Together, you and your child can address what is bothering them and find ways to help manage the symptoms they are experiencing. You should consider seeking professional care to provide additional methods to help your child overcome the challenges of school and life that may trigger them to use substances.

Tell-Tale Signs of Drug Use or Consumption of Alcohol

The effects of alcohol and drugs vary depending on the person and how often they use them. It’s not always easy to spot a person using these substances because some don’t show outward signs. Some of the most common symptoms include changes in behavior, appearance, and emotions. The following list highlights the tell-tale signs:

Mental Health Related Signs of Substance Use:

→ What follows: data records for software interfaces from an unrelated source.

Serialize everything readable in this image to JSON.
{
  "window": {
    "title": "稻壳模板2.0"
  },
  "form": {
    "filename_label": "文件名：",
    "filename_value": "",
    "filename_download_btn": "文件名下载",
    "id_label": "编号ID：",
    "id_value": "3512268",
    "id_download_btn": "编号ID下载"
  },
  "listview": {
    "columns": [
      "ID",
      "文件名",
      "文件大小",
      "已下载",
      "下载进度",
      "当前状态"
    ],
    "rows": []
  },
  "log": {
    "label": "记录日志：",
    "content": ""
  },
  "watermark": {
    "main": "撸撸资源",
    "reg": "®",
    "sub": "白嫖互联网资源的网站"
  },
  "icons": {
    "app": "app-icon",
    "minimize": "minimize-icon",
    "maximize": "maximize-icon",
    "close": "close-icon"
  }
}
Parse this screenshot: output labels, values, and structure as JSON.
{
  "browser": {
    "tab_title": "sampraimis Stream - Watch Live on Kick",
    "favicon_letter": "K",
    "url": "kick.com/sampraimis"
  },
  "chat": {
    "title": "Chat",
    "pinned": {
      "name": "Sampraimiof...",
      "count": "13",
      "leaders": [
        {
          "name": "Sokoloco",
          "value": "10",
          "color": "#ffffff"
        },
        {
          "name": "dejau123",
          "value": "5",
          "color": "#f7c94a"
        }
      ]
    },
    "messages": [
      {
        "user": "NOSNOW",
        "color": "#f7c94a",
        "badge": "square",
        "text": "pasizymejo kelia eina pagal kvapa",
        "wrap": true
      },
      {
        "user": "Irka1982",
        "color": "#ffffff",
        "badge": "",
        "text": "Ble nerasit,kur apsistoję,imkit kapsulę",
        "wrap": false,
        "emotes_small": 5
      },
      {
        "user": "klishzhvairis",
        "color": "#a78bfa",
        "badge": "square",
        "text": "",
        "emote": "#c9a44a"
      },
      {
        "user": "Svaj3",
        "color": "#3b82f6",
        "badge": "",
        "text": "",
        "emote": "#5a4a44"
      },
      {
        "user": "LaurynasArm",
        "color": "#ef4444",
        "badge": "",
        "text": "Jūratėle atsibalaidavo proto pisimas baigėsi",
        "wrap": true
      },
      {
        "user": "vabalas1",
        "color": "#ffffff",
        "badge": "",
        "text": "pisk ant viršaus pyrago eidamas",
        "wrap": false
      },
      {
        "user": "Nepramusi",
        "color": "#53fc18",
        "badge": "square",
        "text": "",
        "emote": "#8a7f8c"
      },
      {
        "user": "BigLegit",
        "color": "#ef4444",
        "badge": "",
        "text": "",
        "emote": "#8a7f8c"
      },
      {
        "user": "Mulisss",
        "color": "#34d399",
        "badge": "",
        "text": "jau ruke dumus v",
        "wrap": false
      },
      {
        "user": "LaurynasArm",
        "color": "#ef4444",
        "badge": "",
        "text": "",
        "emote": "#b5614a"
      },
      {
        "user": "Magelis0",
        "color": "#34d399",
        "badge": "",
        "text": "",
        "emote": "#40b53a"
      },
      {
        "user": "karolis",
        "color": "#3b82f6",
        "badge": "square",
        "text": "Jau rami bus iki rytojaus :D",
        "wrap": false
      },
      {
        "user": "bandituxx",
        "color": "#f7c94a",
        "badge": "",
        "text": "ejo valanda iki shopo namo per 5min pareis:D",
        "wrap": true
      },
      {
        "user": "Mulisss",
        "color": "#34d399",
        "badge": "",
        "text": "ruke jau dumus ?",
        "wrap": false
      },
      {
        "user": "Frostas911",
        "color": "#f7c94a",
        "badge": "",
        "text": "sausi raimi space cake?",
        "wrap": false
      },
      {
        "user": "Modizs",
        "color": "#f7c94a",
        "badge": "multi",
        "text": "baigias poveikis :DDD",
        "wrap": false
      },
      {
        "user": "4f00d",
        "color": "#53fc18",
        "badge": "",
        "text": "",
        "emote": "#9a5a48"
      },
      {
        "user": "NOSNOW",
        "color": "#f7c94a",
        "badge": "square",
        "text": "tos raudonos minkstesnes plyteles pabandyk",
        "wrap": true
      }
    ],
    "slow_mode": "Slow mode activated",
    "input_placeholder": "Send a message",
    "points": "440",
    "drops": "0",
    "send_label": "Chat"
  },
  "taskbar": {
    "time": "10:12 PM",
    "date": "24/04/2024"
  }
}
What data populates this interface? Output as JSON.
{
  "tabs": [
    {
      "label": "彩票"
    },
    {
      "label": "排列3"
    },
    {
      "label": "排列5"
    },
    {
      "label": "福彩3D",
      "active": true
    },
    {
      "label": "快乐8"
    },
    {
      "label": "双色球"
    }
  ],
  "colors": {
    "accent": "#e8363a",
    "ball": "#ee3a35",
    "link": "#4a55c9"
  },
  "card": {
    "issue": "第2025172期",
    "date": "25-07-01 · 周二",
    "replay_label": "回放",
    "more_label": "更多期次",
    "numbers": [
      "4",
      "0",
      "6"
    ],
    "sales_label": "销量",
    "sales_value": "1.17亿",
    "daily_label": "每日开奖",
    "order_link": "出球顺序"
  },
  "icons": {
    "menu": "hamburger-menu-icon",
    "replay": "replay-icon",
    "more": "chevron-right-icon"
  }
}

  • Mood swings
  • Fatigue and decreased motivation
  • Increased paranoia and hallucinations caused by high doses and intense periods of substance use
  • Have difficulty focusing on the tasks at hand
  • Exhibit antisocial behavior such as aggression or increased impulsiveness
  • Anxiety or depression
  • Suspiciousness of others, including you as a parent
  • Inability to focus or concentrate a decrease in short-term memory

Physical Signs of Substance Use:

  • Constant bloodshot eyes and dilated pupils (than usual)
  • Rubbing the nose frequently because of a continuously running or irritable nose
  • Redness of the skin around the mouth
  • A lack of coordination with movement due to impaired brain function
  • Dilated nostrils or mouth due to snorting or inhalation
  • An odor, like alcohol,  on the breath or clothes
  • Decrease in appetite with consequent weight loss over time
  • Track marks on arms or legs from intravenous drug use
  • Needles and syringes are lying around
  • Small baggies with white powder lying around their stuff
  • Withdrawal symptoms (such as anxiety, irritability, agitation)
  • There are more scabs or bruises from picking at skin compulsively (common among people who abuse stimulants)

Behavioral Signs of Substance Use:

  • A sudden change in friends or hanging out with a new crowd
  • Anger issues such as rage attacks (breaking things)
  • Exhibit antisocial behavior such as aggression or increased impulsiveness
  • New or more significant secretive behavior
  • Sudden changes in grades
  • Staying out late, withdrawing from the family, or wanting to isolate
  • Problems with the law, such as frequent run-ins with police
  • Stealing objects in the house that they can sell or asking you for money
  • Vague responses when asked what’s wrong or how they feel; their answer is always “fine” or “good”
  • Lack of motivation or interest in activities once enjoyed by the individual
  • Increased absenteeism from school or extracurricular activities

If you see any of these signs in your teen, it’s essential to talk to them and get them help.

How to Help Your Teen?

Parents can help their teens recover from drugs with treatment, including counseling, drug education, medication, and family therapy. Parents can also provide support by participating in their child’s recovery process via counseling and by continuing to strengthen the lines of communication. The more resources for help you provide your child, the better chance they have at a successful recovery.

At Clearfork Academy, our treatment programs involve therapy, holistic services, education on relapse prevention, and peer support to reduce the urge for substance use.

If you find yourself questioning whether your teen is drinking or doing drugs, take action. Talk with them, educate yourself about substance use, and get them the help they need. At Clearfork Academy, we encourage and help parents lookout for any signs of alcohol or drugs. Our programs help educate parents and teens about substance use. Having an understanding of substance use will also allow parents, teens, and health professionals with diagnosis and find appropriate treatment. We provide evidence-based treatments, various therapeutic options, and holistic services that serve your teen’s recovery goals. Our goal is to help your teen overcome substance use and establish the confidence necessary to live life to its fullest potential. Stop your teen’s struggles with substance use from worsening by contacting our specialists at Clearfork Academy. Our admissions are here 24 hours a day, seven days a week. To learn more about our programs, contact us today by calling (888) 966-8604.